“Strong biking patterns follow strong biking infrastructure,” said Pete Stidman, director of the Boston Cyclists Union.

The maturing bicycle culture is leading Boston to the next phase, creating “cycle tracks.” These pathways, separated from the roadway by barriers or parked cars, often are the most effective drivers of bike activity, Stidman said.

Quincy should strive for the same, he said.

“I think it’s awesome that Quincy is ready for any kind of bicycle infrastructure,” Stidman said. “It shows the sign that smaller towns in the region are waking up to this need. But it’s also important to think about families and older folks: How are you really going to get people riding?”


The idea that city streets may be teeming with people and bikes is anathema to Councilor Brian McNamee, who said the country made a commitment to drivers long ago.

“I’m vehemently opposed to it,” McNamee said of additional bike lanes. “I think it puts the motoring public in a dangerous position, and I think it creates a false sense of security for bicyclists when they have marked lanes and when they are in them [they think] they are somehow safe.’’

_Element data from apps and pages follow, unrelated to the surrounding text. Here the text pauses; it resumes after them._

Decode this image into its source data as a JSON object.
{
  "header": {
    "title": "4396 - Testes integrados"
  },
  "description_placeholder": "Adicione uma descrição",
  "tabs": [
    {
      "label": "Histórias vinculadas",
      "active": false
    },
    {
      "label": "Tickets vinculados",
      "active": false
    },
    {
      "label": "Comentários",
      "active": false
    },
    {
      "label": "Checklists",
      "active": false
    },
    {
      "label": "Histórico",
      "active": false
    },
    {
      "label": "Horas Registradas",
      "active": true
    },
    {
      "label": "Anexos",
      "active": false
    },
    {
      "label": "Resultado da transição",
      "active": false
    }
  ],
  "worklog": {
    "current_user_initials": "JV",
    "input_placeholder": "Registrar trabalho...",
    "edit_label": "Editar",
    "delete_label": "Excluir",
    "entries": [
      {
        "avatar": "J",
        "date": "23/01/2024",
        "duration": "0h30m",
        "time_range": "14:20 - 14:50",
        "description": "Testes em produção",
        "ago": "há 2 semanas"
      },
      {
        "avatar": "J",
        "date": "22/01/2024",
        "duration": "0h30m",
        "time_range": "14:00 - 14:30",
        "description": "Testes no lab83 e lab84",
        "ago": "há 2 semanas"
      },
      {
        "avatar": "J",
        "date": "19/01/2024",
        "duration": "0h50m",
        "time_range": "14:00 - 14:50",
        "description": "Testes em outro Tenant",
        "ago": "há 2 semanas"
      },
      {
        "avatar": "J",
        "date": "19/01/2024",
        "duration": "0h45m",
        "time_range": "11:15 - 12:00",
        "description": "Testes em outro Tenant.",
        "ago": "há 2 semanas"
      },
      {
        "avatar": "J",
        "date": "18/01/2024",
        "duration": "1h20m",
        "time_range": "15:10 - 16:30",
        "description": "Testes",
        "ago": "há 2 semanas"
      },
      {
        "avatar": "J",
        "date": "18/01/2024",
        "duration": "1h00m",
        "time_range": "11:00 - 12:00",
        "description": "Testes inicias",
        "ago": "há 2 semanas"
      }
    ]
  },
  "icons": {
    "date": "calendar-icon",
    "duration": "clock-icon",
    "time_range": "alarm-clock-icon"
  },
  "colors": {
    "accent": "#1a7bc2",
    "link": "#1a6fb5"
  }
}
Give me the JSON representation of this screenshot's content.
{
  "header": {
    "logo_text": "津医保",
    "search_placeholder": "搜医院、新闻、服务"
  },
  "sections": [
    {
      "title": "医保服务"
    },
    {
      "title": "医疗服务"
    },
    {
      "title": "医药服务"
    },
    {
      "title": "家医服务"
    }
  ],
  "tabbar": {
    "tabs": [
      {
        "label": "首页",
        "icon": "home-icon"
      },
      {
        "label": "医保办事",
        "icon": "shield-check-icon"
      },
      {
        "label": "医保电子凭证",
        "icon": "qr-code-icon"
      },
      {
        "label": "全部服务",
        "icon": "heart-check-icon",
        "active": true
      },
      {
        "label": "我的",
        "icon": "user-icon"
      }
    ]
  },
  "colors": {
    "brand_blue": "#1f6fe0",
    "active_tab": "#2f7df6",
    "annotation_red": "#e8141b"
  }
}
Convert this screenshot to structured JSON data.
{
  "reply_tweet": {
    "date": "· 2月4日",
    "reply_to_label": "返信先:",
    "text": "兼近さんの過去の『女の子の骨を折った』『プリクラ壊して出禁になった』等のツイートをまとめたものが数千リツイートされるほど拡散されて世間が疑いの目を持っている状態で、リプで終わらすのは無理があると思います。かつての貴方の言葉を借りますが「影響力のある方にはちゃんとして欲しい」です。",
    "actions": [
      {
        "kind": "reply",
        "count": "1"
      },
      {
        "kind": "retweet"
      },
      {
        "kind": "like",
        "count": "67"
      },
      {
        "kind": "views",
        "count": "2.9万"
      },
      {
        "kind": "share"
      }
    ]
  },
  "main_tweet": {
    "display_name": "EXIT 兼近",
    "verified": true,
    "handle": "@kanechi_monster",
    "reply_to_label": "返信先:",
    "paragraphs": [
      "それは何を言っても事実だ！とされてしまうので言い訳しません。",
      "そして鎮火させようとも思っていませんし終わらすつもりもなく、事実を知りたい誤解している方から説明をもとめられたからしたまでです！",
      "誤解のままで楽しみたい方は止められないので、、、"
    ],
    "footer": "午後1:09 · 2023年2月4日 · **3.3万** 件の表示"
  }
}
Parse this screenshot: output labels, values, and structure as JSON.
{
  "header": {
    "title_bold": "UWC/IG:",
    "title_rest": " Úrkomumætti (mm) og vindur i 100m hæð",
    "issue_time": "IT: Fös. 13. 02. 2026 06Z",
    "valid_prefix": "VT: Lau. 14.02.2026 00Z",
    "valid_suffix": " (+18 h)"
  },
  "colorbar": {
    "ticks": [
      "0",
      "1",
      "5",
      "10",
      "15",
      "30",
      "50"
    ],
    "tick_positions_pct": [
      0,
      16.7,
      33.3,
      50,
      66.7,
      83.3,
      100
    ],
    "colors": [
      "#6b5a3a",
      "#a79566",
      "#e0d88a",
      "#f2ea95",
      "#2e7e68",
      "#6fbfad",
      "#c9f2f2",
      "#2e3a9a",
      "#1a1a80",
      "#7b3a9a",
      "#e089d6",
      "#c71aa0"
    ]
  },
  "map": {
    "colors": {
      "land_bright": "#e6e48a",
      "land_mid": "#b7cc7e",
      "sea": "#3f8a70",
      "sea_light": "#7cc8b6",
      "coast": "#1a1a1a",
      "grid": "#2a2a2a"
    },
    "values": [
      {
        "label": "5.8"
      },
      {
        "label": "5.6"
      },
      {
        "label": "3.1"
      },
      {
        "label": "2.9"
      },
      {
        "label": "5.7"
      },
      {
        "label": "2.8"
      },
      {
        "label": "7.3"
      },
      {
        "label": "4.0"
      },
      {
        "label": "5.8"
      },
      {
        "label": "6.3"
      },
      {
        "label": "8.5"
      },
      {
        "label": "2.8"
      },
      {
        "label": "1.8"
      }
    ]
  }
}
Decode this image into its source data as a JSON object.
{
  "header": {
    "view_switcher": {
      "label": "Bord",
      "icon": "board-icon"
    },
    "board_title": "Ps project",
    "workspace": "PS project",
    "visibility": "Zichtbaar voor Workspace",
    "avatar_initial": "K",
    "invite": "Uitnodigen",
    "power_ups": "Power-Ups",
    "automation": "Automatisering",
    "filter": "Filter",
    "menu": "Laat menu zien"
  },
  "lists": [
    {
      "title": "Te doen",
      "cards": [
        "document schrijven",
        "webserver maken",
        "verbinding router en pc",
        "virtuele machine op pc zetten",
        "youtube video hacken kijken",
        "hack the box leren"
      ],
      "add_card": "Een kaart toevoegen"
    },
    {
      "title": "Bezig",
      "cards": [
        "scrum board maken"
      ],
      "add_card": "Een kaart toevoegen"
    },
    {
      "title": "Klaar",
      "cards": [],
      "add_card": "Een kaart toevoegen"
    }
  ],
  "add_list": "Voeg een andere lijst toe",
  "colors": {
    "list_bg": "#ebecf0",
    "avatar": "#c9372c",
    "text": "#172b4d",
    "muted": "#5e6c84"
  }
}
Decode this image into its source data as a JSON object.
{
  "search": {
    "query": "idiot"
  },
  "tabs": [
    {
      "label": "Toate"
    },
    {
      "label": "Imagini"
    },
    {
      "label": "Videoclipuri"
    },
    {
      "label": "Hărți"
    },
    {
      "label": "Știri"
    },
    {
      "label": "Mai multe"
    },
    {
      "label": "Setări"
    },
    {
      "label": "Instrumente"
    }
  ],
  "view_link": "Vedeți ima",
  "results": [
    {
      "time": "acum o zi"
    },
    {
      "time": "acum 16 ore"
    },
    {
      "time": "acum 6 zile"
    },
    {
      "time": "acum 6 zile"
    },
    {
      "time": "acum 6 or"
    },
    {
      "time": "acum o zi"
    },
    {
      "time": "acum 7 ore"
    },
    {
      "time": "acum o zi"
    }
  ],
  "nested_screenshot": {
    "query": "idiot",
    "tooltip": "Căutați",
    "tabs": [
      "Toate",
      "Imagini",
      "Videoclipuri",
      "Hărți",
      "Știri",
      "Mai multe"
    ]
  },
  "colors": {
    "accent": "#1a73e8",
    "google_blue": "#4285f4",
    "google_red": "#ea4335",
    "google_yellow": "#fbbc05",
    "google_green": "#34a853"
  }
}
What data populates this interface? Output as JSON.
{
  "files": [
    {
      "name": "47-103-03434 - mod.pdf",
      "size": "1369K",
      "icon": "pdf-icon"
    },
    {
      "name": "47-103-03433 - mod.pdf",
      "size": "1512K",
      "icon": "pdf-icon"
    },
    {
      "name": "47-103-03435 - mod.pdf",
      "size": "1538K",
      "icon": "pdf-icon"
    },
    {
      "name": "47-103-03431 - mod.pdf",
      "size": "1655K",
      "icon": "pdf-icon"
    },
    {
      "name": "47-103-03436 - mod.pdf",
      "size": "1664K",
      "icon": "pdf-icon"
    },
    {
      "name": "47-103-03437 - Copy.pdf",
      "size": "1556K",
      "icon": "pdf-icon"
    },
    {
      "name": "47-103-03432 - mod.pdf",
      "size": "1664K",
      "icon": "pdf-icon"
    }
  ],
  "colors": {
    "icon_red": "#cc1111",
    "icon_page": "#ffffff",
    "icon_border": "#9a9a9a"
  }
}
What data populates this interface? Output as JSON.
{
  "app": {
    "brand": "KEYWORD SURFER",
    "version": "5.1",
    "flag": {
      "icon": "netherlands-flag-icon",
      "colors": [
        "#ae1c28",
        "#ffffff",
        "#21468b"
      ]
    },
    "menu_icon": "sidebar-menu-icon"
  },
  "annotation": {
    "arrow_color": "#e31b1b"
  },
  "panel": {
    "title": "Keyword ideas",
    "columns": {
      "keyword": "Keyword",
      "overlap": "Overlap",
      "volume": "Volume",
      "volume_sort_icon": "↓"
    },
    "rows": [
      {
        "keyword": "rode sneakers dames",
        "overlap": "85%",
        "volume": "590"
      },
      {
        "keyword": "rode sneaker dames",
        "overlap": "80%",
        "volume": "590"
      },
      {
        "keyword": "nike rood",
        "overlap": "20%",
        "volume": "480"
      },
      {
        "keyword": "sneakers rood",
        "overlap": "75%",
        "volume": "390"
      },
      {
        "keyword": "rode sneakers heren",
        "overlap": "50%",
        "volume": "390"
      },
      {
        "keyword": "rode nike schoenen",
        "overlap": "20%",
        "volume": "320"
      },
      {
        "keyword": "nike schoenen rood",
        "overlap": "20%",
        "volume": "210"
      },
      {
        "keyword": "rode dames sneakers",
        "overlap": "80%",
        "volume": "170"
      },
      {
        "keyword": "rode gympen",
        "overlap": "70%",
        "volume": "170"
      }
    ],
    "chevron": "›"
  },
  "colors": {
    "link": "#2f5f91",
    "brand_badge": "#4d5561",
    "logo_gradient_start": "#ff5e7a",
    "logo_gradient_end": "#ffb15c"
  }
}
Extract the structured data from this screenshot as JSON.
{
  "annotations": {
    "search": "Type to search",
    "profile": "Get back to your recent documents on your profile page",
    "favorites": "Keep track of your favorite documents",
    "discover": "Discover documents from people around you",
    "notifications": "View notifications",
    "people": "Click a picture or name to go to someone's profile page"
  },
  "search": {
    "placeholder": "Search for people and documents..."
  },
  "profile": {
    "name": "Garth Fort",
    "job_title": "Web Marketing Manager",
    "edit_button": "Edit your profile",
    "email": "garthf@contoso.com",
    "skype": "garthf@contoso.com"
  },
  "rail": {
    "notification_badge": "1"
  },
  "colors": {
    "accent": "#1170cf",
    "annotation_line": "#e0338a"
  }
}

McNamee said creating bike lanes also creates a dangerous precedent for acquiescing to small interest groups.

“If you really want to extend the argument, why don’t we have dedicated lanes for joggers?” he asked.

But for groups looking to promote cycling in Quincy, such as the newly created Quincycles, the expanding infrastructure is a welcome sign.

“One of the things we’ve experienced is a fear of the roads in Quincy,” said Nathan Pipho, presid ent of Quincycles. “ We think bicycle infrastructure raises awareness that bicyclists have the same rights and responsibilities to be on the roads.”

Quincy police Lieutenant Tim Sorgi, an avid off-road cyclist, said that he too would feel safer riding on city streets with bike lanes.

“It would give me more security,” said Sorgi, a Quincy Bicycle Commission member who also oversees the community policing officers who cycle around Quincy Center. “While it’s only paint on pavement . . . it does give me a measure of confidence that I am OK, it’s legal, it’s safe for me to be here.”


Moreover, as a motorcyclist, Sorgi knows the importance of driver awareness.

“I’ve been involved in a motorcycle accident, and a lot of people say, ‘I just didn’t see them,’ ” Sorgi said. “This is where we’re going with [bicycle lanes]. It doesn’t have to be an infringement on motor vehicle traffic. We can share the road.”

Jessica Bartlett can be reached at jessica.may.bartlett@
. Follow her on Twitter @jessmayb3.